The Week That Was

We’re back! I hope you had a wonderful holiday season. Start 2013 off right with these top five stories from for the week of Jan. 7.

1. Bringing Work and Life Into Balance: See how Ernst & Young’s Mike Cullen is driving talent management deeper into the accounting firm to make sure every employee counts. Talent Management editor Ladan Nikravan has more in this issue’s profile.

2. Resolution Solutions for the New Year: When it comes to New Year’s resolutions, why is it that we do the same thing over and over hoping that things will be different, yet they never are? Blogger Aubrey Daniels explores.

3. Tips to Rethink Performance Appraisals: There’s a sizable gap between employee and employer perceptions of the value of performance appraisals. Here are steps to derive maximum value from the process, writes Kevin Louiselle, senior vice president and partner at MDA Leadership Consulting.

4. Is the CLO Role on Its Way Out?: What is increasingly common is instead a head of talent management role with recruiting, succession management and talent development melded into one, writes Talent Management editor Kellye Whitney.
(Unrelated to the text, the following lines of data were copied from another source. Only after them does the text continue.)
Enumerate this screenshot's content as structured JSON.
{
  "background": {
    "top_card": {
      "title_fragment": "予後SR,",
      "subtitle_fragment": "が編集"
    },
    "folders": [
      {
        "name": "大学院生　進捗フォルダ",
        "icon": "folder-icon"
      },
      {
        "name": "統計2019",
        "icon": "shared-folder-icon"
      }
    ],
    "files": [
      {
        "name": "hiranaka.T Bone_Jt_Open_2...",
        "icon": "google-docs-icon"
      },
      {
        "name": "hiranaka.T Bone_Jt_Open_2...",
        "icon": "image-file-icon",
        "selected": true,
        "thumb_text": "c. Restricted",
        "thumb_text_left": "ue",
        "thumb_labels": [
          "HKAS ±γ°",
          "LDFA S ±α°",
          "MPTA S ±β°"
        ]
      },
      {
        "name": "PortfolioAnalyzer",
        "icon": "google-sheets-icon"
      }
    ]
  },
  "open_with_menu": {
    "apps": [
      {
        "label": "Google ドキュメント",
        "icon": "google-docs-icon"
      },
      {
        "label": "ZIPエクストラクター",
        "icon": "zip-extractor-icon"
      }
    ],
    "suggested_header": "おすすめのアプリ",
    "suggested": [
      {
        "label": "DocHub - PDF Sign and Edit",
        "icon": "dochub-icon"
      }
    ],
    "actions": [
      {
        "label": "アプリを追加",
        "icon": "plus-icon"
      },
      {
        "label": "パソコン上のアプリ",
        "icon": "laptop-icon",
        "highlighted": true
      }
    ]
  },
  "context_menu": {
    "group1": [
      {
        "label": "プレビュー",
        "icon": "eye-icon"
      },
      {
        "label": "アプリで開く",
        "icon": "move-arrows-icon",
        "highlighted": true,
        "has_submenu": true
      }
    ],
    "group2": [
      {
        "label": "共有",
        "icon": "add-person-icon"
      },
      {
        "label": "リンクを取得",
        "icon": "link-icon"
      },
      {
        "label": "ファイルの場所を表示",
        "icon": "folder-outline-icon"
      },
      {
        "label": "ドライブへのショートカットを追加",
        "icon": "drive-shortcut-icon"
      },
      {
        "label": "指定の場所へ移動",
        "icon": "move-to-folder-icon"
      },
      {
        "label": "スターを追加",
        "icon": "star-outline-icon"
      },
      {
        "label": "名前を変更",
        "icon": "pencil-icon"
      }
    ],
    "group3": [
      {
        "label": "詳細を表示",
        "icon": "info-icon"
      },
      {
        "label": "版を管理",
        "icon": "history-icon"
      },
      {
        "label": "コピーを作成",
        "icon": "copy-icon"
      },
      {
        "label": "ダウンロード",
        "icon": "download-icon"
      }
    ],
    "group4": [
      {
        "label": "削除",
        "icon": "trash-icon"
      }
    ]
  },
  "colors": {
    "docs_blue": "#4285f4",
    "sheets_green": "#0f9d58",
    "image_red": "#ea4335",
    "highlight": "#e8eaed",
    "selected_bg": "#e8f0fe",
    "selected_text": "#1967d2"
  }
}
5. 10 Resolutions to Be Happy at Work: Blogger Dan Bowling offers the most important strategies toward being a happy manager in 2013.

In Other News …

If you didn’t already hear, the parent company of Talent Management made big news this week in announcing its purchase of Workforce Management magazine. With the acquisition, combined readership of Human Capital Media Group — which also includes Diversity Executive and Chief Learning Officer — will exceed 150,000 readers and reach 1.5 million website visitors.


Also, the Wall Street Journal reported this week that as the jobless continue to make strides in the slowly improving economy, many online job postings are often filled before they are posted.

“With the labor market remaining weak, such back-channel methods are becoming the rule, not the exception, when companies hire. Many open jobs are never advertised at all, or are posted only after a leading candidate — an internal applicant or someone else with an inside track — has been identified. Sometimes … a hiring manager creates a new position ahead of schedule to accommodate a favored prospect.”